▶ **Supplied records**:
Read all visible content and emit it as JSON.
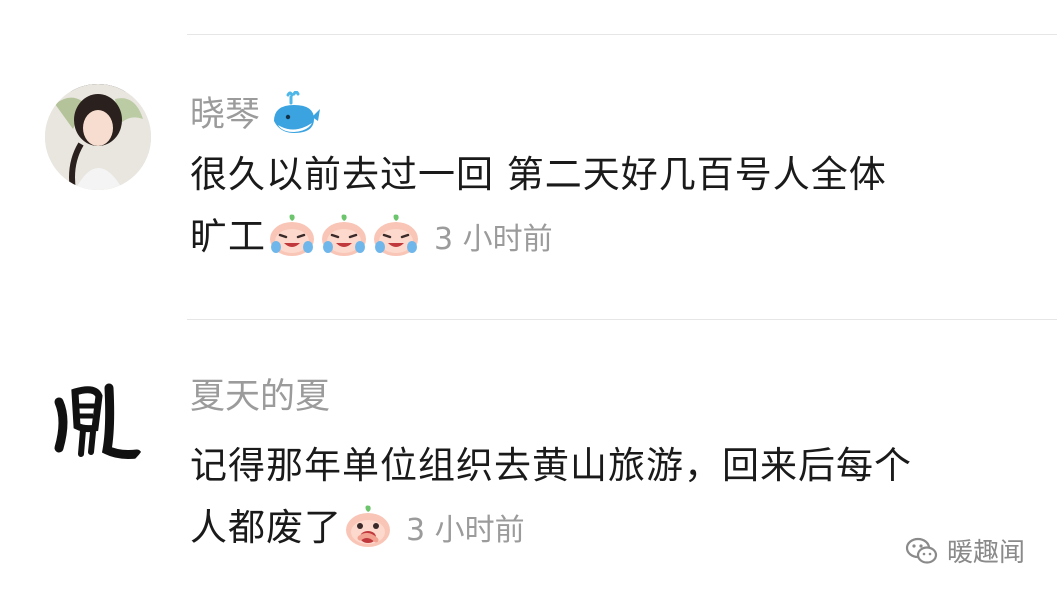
{
  "comments": [
    {
      "username": "晓琴",
      "username_badge": "whale-emoji-icon",
      "text_line1": "很久以前去过一回  第二天好几百号人全体",
      "text_line2": "旷工",
      "emojis": [
        "crying-peach-emoji-icon",
        "crying-peach-emoji-icon",
        "crying-peach-emoji-icon"
      ],
      "time": "3 小时前",
      "avatar": "user-photo-avatar"
    },
    {
      "username": "夏天的夏",
      "text_line1": "记得那年单位组织去黄山旅游，回来后每个",
      "text_line2": "人都废了",
      "emojis": [
        "covering-mouth-peach-emoji-icon"
      ],
      "time": "3 小时前",
      "avatar": "calligraphy-avatar",
      "avatar_glyph": "亂"
    }
  ],
  "watermark": {
    "icon": "wechat-icon",
    "label": "暖趣闻"
  },
  "colors": {
    "username": "#9b9b9b",
    "text": "#1a1a1a",
    "time": "#9b9b9b",
    "divider": "#e6e6e6"
  }
}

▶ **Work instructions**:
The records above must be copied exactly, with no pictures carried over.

▶ **Task solution**:
Read all visible content and emit it as JSON.
{
  "comments": [
    {
      "username": "晓琴",
      "username_badge": "whale-emoji-icon",
      "text_line1": "很久以前去过一回  第二天好几百号人全体",
      "text_line2": "旷工",
      "emojis": [
        "crying-peach-emoji-icon",
        "crying-peach-emoji-icon",
        "crying-peach-emoji-icon"
      ],
      "time": "3 小时前",
      "avatar": "user-photo-avatar"
    },
    {
      "username": "夏天的夏",
      "text_line1": "记得那年单位组织去黄山旅游，回来后每个",
      "text_line2": "人都废了",
      "emojis": [
        "covering-mouth-peach-emoji-icon"
      ],
      "time": "3 小时前",
      "avatar": "calligraphy-avatar",
      "avatar_glyph": "亂"
    }
  ],
  "watermark": {
    "icon": "wechat-icon",
    "label": "暖趣闻"
  },
  "colors": {
    "username": "#9b9b9b",
    "text": "#1a1a1a",
    "time": "#9b9b9b",
    "divider": "#e6e6e6"
  }
}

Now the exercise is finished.